[Opening Entries shown section]

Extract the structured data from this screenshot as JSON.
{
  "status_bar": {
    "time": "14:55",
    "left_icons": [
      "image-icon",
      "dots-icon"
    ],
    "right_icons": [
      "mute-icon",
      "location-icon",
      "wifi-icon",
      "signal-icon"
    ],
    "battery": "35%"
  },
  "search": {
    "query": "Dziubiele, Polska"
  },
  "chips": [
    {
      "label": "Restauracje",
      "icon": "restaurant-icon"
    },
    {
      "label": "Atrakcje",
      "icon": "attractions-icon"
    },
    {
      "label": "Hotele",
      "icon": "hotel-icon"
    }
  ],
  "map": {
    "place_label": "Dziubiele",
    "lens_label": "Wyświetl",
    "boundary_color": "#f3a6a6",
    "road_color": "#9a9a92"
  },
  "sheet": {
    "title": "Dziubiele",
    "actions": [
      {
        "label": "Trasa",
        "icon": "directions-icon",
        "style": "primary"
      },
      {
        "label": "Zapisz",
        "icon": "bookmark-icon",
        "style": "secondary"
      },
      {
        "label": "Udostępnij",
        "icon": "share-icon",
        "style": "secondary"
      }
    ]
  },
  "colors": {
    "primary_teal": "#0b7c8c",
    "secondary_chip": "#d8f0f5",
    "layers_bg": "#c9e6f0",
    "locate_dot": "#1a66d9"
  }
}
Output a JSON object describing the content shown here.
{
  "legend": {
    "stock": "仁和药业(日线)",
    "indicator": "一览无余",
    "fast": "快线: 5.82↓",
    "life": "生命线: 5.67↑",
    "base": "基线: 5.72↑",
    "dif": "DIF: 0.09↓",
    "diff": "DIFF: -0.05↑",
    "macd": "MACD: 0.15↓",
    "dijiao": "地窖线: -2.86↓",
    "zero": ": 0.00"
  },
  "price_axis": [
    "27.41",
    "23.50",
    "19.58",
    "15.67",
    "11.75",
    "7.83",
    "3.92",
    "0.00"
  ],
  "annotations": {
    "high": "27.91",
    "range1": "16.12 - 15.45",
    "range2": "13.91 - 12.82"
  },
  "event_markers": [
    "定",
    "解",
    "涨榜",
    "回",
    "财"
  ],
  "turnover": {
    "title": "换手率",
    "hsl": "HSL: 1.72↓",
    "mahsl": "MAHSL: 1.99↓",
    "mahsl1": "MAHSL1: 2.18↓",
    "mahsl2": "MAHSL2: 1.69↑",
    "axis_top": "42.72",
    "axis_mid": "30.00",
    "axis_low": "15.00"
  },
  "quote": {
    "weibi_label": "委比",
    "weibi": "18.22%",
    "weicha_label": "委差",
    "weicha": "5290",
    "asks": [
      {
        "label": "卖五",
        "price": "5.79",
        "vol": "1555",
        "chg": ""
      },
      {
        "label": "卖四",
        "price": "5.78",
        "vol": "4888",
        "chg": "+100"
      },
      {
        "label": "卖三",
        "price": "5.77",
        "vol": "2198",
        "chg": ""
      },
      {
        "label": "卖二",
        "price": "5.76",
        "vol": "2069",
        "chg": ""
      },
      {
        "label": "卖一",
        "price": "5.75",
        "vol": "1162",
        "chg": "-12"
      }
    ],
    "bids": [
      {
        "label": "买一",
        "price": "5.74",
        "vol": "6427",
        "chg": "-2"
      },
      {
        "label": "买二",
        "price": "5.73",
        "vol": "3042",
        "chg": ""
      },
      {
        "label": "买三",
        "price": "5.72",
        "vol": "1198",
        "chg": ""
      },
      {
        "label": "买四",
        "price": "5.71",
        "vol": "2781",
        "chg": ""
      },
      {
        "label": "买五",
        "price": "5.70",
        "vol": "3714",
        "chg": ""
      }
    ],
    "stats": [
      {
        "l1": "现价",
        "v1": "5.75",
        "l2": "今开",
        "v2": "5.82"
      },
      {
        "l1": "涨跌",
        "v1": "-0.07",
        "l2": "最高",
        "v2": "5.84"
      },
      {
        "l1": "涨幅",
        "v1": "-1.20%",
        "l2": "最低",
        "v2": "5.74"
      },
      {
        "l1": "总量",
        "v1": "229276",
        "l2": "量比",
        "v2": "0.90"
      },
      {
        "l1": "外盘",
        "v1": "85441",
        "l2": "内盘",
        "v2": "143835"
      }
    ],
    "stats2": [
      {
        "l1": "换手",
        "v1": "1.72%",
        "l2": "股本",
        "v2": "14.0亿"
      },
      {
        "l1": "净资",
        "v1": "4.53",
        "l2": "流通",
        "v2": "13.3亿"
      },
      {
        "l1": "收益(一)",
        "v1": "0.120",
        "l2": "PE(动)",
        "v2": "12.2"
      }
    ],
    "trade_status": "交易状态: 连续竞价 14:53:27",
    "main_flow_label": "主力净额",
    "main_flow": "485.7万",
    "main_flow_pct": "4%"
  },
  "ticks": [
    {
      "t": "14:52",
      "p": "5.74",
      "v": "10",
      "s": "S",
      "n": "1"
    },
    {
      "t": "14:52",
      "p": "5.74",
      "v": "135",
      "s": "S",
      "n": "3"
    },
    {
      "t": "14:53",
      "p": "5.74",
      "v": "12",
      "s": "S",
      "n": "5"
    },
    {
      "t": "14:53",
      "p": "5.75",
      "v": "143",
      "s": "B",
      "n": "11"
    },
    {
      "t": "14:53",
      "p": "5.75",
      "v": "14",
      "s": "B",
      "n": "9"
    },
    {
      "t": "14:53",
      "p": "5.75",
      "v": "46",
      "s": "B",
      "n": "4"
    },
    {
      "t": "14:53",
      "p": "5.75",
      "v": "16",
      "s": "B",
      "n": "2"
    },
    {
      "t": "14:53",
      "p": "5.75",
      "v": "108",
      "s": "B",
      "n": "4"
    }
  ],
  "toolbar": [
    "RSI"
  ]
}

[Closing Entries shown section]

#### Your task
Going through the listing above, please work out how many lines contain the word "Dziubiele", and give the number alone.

#### Solved exercise
3